One of the aspirations for future of JSS is mushrooming of different entities from JSS for different purposes wherein the hub will continue to handhold, mentor and act as a resource institution. Currently JSS does not have a systematic capacity building or team-building strategy. Therefore if it has to function as a homing resource institution, plan for building second generation leaders has to be prioritised. Middle level operations team which includes Sister Kutty, Rajesh Sharma, Praful and younger colleagues like Sushil Patil, Ravindra Kurbude, Shruti and the others are emerging well and taking lead on critical fronts, though there has to be a systematic approach in building them to complement each other and also provide space to express themselves. This team’s rise to managerial and operations role has become evident through the responsibilities theyshoulder.

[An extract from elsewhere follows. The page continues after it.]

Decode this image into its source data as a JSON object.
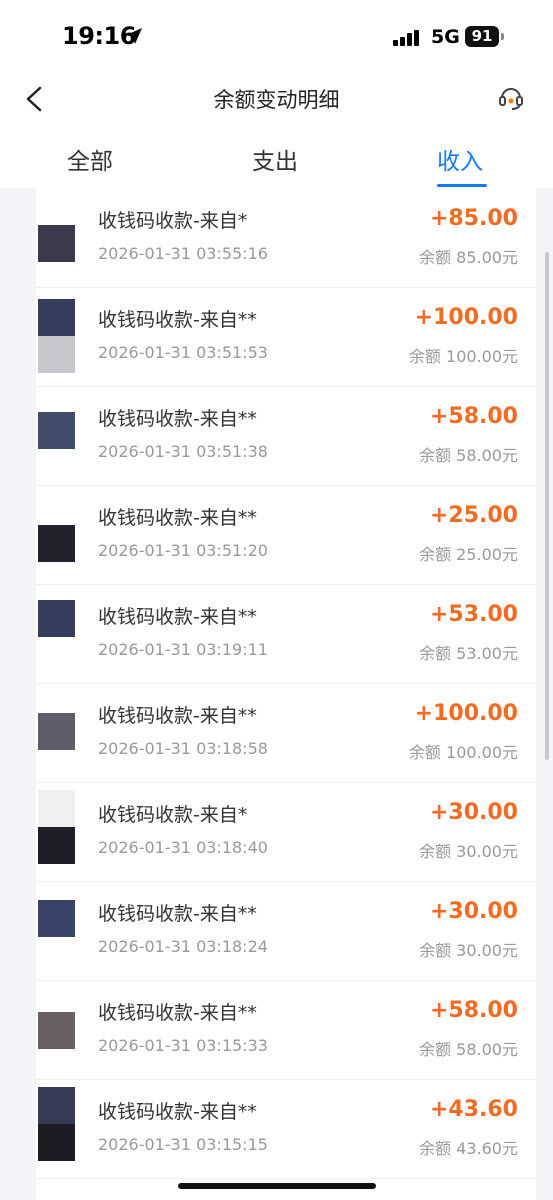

Yogesh said he never allowed the student in him to die. He still feels anxious about every OPD, every lecture and not once feels he has arrived in life. He mused that the process of learning has been slow and steady. The journey from an explorer to a thought leader has been chequered in a positive way. The younger team members draw inspiration from him. He owes this journey to his family, friends, social mores and ideas of benevolence translating into professionalism. Interestingly Yogesh adopted a Chhattisgarhi name for himself - Jethuram, meaning the one who was born in the month of Jeth or June. He reasoned by saying, the individual matters least and therefore the individual being or name cease to exist, as per Chhattisgarhi culture. The community or family identity takes over the individual identity. This defines Yogesh, as his existence is barely his own; rather he lives to serve a much bigger cause. This is observed by most of his colleagues, right from community health workers to his family.
Sarla Jain, Yogesh’s mother, attributes his growth and sustenance to Rachana and firmly believes that without her support and cooperation Yogesh would not have been able to steadfastly grow or succeed.
Though Yogesh was one of the founders, Rachana played a key role in nurturing the organisation that it is today. Yogesh acknowledges this emphatically.
Yogesh and Rachana are blessed with two daughters, the elder one in class 12 and the younger one in class 10. When the girls were small, Yogesh and Rachana were very busy building JSS. They struggled to balance work and home and argued about work-life balance. Having Rachana’s mother close by was a respite. When Rachana realised that the girls lacked an anchor, she started spending more time with them. She recalled their own younger years when they consciously drew low salaries. However they never felt the pinch and have been content though she was concerned about her daughters’ education. She said that as a family they have overcome difficult days and the girls are now grown up. She does mention that the girls do not agree with their lifestyle.
Rachana indicated being concerned about Yogesh’s health, though she said he had been better in the past year. She said that not only she, but JSS as an organisation was concerned about him. This has led to Yogesh taking some steps in ensuring self-care and fitness. She also understands his passion, his commitment to the larger cause of addressing inequity in healthcare in rural India. She said, “He is full of ideas and he works towards building those ideas.”
By Jayeeta Chowdhury